((

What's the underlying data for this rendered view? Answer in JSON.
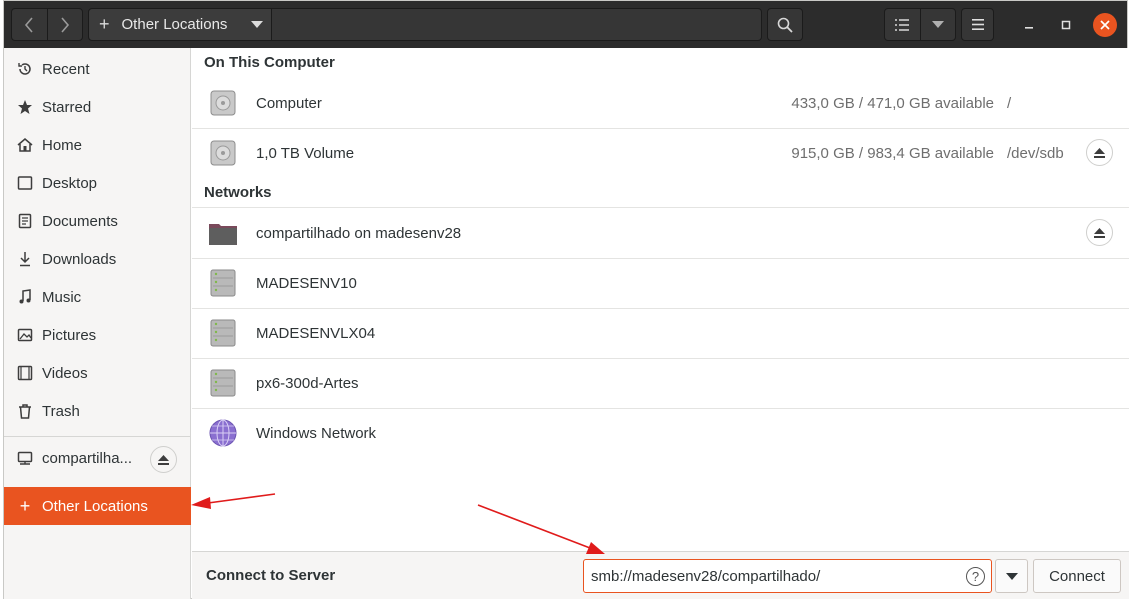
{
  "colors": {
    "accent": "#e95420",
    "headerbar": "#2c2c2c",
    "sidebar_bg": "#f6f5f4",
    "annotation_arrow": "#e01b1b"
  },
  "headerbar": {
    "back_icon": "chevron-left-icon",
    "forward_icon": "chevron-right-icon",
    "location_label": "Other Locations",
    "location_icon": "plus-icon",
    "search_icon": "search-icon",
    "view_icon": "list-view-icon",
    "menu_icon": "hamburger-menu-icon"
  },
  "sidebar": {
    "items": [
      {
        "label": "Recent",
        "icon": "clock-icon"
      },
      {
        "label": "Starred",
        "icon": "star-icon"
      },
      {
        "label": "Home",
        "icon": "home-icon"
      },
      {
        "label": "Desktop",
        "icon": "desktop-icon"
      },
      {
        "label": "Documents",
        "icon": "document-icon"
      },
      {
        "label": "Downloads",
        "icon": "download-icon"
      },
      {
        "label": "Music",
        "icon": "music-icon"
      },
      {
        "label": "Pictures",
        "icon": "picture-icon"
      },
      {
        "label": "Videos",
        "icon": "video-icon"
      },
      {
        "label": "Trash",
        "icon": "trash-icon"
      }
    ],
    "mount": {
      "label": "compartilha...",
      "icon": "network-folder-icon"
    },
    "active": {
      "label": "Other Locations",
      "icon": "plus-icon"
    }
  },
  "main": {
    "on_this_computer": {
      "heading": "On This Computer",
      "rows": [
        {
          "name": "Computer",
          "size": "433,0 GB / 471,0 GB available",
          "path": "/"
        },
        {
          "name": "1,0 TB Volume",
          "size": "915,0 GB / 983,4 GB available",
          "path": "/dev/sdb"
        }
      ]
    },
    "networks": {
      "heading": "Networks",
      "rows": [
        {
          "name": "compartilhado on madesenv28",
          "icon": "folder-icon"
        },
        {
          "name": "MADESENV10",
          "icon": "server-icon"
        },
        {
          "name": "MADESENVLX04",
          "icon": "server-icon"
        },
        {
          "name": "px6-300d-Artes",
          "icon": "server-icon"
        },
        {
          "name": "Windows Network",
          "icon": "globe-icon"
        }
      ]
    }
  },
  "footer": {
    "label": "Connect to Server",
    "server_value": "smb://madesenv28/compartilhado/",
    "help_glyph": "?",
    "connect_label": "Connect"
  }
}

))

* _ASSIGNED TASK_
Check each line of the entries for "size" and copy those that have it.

* _ANSWER SPACE_
          "size": "433,0 GB / 471,0 GB available",
          "size": "915,0 GB / 983,4 GB available",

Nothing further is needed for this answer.